A woman needs the correct diet before, as well as during pregnancy. This has been underlined by recognition of the foetal alcohol syndrome, the physical and mental changes which can affect babies of heavy drinking mothers; by the effects of smoking on birth weight; and by the controversy over trials to evaluate the importance of vitamins, particularly folic acid, and mineral supplements in preventing spina bifida and neurological malformations.
Professor Stewart Truswell, of Sydney University, has reviewed current thinking on nutrition in pregnancy in the July 27 issue of the British Medical Journal. The subject is not always discussed in a busy antenatal clinic despite a woman’s keen desire to follow an approved diet.
Although a good average diet will cover the needs of most pregnant women, special attention should be paid to the intake of five nutrients:
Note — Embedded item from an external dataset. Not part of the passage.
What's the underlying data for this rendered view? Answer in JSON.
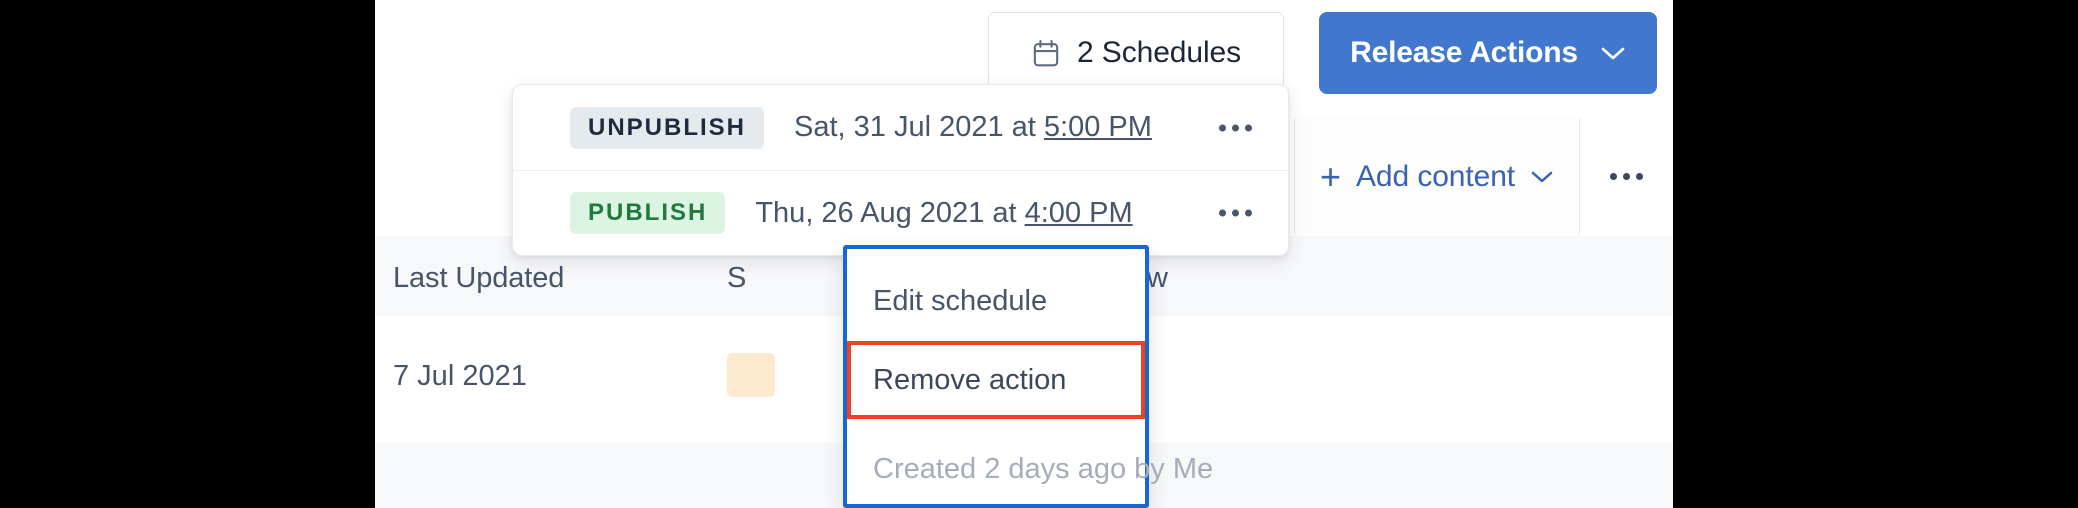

Folates: Twice as much is needed of this vitamin in pregnancy, and the time of greatest need is in the first couple of weeks when many women will not realize that they have conceived. Most doctors will prescribe folic acid tablets to women hoping to become pregnant, but rich sources can be found without resorting to the medicine chest. Meat and yeast extracts are loaded with folate, and liver, endives, broccoli, sprouts, kidneys, and nuts are also good.
Calcium: Professor Adam Lancaster recommends more cheese and milk; in pregnancy a woman requires just over half a litre extra milk a day.
Iron: Meat is encouraged as the best absorbed source, but any women with a history of anaemia, or enthusiasm for an unusual diet, should take iron supplements.
Zinc: Recent work has shown that zinc levels fall during pregnancy and that mothers with low zinc levels tend to have small babies. Zinc is found in meat, liver, kidneys, nuts and cheese.
Iodines: Intake, in some parts of the world, may be deficient despite an otherwise healthy, wholesome diet, but this is unlikely in Britain.